A Dutch court on Monday rejected Ratelband's request to shave 20 years off his age in a case that drew worldwide attention.
"Mr. Ratelband is at liberty to feel 20 years younger than his real age and to act accordingly," Arnhem court said in a press statement . "But amending his date of birth would cause 20 years of records to vanish from the register of births, deaths, marriages and registered partnerships. This would have a variety of undesirable legal and societal implications."
Ratelband went to court last month, arguing that he didn't feel 69 and saying his request was consistent with other forms of personal transformation which are gaining acceptance in the Netherlands and around the world, such as the ability to change one's name or gender.
The court rejected that argument, saying that unlike in the case of a name or gender, Dutch law assigns rights and obligations based on age "such as the right to vote and the duty to attend school.
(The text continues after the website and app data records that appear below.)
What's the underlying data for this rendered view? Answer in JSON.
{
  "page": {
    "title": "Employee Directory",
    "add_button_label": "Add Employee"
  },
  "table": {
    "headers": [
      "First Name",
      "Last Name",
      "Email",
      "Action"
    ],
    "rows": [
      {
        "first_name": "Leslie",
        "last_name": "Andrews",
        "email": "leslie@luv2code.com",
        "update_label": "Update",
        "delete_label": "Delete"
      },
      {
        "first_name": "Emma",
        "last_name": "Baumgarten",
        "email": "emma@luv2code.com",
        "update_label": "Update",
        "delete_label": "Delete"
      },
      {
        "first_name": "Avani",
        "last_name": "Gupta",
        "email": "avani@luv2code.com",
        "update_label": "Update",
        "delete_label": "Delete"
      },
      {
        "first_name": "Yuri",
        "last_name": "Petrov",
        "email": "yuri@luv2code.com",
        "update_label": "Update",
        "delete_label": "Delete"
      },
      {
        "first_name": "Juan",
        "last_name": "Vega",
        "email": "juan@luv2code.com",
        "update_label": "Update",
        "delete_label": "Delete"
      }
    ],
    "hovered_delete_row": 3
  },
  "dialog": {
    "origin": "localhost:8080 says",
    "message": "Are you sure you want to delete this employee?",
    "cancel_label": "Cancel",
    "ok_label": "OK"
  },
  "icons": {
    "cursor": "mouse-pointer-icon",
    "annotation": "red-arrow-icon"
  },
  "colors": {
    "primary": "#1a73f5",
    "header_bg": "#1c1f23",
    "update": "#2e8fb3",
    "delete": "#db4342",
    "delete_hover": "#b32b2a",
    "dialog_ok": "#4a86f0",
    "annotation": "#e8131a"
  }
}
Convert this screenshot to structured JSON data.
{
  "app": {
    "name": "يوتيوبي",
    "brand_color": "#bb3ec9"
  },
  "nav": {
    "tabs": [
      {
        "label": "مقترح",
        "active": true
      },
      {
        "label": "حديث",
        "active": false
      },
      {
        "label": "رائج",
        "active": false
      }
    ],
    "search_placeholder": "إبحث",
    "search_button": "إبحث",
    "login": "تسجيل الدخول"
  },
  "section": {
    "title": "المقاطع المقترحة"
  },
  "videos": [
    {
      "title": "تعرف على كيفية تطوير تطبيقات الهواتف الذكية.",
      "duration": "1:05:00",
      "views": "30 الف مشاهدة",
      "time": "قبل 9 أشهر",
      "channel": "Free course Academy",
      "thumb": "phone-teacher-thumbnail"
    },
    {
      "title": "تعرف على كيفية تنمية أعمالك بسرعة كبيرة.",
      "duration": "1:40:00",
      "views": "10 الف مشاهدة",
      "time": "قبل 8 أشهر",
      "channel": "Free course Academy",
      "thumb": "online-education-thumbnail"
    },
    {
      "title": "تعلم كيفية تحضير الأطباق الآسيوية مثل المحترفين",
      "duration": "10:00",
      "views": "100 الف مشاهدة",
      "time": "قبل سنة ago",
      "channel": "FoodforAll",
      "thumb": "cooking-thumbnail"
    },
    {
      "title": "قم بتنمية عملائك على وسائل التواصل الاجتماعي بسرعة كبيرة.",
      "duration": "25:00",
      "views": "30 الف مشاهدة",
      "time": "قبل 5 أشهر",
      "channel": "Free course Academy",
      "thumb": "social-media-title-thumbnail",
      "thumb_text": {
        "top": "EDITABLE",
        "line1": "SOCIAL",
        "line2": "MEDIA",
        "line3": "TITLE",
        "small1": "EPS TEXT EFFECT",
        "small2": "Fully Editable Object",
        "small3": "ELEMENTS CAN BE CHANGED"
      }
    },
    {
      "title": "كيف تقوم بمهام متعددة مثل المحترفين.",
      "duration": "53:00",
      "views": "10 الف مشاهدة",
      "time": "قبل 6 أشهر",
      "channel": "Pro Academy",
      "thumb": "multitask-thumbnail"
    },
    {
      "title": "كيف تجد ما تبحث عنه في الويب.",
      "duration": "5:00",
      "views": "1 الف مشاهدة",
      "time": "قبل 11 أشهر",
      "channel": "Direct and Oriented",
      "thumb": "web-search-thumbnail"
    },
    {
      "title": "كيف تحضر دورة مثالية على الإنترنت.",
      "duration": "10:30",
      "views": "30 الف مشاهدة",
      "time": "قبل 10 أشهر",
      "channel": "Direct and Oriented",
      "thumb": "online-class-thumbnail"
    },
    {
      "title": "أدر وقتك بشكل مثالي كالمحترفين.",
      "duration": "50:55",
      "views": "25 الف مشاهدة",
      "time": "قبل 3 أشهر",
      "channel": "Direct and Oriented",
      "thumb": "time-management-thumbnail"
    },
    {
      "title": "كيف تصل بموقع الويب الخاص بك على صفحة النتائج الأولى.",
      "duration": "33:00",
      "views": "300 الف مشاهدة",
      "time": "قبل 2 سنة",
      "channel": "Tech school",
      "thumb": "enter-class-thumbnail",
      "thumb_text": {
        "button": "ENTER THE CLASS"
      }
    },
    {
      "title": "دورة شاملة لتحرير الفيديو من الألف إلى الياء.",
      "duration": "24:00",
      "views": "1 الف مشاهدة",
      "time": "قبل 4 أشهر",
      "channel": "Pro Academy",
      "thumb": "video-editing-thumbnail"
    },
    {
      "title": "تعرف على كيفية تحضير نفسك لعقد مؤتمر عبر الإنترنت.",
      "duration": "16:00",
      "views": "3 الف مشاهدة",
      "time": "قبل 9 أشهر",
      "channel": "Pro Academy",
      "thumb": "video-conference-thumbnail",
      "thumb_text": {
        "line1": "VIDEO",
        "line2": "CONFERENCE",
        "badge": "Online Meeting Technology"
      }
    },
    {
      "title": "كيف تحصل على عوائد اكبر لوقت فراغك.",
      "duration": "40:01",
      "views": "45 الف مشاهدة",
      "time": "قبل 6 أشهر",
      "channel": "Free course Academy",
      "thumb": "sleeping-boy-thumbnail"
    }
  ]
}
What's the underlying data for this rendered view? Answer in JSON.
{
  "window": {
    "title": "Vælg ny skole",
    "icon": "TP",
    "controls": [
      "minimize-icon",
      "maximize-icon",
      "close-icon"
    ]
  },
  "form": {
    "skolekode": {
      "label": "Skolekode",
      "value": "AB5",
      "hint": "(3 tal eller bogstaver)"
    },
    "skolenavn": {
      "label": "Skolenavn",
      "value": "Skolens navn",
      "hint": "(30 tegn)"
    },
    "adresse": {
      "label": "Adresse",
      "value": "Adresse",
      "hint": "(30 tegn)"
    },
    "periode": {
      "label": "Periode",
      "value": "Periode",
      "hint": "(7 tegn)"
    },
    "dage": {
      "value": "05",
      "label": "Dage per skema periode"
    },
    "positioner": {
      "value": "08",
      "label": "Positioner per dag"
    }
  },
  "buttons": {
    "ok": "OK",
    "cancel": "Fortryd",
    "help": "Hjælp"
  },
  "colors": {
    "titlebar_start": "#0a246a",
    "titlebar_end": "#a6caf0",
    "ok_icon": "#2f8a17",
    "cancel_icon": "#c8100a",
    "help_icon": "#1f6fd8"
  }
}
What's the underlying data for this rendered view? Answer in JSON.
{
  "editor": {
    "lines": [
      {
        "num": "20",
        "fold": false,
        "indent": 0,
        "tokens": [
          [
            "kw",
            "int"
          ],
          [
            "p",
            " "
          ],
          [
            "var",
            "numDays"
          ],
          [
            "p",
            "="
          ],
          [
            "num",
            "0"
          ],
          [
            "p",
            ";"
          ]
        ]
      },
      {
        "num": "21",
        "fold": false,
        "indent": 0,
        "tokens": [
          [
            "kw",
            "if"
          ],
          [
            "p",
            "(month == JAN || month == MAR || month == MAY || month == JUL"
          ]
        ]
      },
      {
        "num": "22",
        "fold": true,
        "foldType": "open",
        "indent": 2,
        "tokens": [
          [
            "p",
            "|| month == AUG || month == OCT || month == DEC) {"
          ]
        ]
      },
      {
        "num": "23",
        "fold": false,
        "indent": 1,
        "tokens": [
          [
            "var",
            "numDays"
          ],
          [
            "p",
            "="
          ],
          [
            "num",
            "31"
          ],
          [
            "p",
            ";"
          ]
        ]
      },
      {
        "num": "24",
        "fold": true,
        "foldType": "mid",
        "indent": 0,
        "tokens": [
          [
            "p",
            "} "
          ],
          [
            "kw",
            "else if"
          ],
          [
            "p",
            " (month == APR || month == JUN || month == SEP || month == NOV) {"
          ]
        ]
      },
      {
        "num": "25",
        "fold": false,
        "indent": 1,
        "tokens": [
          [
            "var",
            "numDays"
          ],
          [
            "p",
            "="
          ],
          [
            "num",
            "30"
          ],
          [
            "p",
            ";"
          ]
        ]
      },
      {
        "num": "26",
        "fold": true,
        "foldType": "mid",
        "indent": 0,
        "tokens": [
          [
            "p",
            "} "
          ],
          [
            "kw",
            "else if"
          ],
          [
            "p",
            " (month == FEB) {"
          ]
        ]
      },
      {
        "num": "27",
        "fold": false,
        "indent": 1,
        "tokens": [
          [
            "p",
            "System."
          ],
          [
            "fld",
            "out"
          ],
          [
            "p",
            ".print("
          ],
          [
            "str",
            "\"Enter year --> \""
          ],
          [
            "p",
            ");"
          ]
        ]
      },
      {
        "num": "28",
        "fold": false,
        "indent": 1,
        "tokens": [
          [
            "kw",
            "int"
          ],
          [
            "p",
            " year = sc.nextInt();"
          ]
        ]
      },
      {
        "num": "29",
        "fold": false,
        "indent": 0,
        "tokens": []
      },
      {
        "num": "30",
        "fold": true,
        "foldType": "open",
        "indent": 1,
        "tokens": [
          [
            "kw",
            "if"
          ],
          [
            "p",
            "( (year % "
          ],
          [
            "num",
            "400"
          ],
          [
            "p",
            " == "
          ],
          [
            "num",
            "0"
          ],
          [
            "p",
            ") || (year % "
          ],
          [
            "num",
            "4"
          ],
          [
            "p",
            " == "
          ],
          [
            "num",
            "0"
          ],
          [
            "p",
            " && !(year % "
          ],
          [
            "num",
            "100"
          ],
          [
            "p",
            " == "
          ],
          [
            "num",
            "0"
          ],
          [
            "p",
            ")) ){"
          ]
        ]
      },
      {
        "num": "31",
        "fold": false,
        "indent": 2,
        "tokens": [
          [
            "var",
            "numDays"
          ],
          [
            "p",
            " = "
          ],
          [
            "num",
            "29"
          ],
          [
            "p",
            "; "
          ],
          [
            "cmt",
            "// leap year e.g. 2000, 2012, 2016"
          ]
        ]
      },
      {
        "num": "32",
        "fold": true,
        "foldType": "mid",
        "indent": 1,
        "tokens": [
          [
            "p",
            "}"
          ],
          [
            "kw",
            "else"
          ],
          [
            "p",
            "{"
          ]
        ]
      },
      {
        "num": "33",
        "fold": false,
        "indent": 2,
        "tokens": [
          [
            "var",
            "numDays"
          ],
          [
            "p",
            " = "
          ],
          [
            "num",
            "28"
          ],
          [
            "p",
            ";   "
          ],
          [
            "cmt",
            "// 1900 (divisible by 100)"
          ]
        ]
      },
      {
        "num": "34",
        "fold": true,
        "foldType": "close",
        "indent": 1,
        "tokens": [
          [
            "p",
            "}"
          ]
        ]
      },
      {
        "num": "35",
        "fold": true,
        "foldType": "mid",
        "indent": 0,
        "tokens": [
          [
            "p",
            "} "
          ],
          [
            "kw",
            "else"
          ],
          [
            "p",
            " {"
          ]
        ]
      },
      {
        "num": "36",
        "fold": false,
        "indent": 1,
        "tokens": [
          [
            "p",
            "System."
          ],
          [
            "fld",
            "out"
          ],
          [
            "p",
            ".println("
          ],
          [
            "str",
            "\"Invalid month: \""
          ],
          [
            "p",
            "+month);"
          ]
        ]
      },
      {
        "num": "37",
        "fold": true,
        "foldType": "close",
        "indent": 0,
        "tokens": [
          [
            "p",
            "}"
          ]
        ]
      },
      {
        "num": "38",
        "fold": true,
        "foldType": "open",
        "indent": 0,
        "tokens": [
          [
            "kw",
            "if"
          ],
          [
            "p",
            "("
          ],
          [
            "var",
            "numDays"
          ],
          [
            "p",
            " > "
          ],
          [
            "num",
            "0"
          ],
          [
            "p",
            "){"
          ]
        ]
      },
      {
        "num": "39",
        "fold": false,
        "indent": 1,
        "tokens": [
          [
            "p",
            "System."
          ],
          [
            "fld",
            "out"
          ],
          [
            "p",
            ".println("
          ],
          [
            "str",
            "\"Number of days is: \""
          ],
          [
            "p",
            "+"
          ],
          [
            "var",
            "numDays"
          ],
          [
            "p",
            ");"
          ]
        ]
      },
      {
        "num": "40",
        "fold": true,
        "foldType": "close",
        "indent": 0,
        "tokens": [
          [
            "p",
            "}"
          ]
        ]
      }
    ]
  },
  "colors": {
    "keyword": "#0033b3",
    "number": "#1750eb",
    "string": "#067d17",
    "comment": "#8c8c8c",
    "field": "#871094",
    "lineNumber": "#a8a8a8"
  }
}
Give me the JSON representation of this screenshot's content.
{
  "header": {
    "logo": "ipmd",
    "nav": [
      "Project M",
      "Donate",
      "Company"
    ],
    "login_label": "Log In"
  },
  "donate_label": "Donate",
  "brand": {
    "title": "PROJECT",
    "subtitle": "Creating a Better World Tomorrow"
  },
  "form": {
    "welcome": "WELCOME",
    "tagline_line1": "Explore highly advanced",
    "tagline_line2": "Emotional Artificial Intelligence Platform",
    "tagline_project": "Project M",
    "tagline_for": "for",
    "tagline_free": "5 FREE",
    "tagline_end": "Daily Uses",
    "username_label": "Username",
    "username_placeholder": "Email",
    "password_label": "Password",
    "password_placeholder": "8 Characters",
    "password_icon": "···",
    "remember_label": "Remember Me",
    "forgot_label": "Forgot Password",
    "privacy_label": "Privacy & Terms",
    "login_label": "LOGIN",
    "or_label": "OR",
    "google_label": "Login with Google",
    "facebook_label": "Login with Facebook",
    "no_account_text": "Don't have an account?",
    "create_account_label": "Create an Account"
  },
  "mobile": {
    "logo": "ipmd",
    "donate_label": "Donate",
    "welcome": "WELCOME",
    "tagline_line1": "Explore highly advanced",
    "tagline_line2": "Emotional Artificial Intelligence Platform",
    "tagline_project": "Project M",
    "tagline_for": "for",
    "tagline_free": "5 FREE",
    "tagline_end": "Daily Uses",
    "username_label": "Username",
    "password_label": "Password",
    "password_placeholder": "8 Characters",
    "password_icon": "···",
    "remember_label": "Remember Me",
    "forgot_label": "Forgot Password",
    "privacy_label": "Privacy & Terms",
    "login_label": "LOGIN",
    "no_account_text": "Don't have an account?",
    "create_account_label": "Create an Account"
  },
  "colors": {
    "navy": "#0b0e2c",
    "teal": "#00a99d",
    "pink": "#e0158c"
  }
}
If Mr. Ratelband's request was allowed, those age requirements would become meaningless."
Ratelband, perhaps unsurprisingly given his background as self-described advocate of positive thinking, was undeterred by the court's rejection and vowed to appeal.
"This is great!" he said. "The rejection of (the) court is great ... because they give all kinds of angles where we can connect when we go in appeal."
He said he was the first of "thousands of people who want to change their age."
The court said it acknowledged "a trend in society for people to feel fit and healthy for longer, but did not regard that as a valid argument for amending a person's date of birth."
Ratelband also insisted his case did have parallels with requests for name and gender changes.
"I say it's comparable because it has to do with my feeling, with respect about who I think ... I am, my identity," he said.
The court said Ratelband failed to convince the judges that he suffers from age discrimination, adding that "there are other alternatives available for challenging age discrimination, rather than amending a person's date of birth."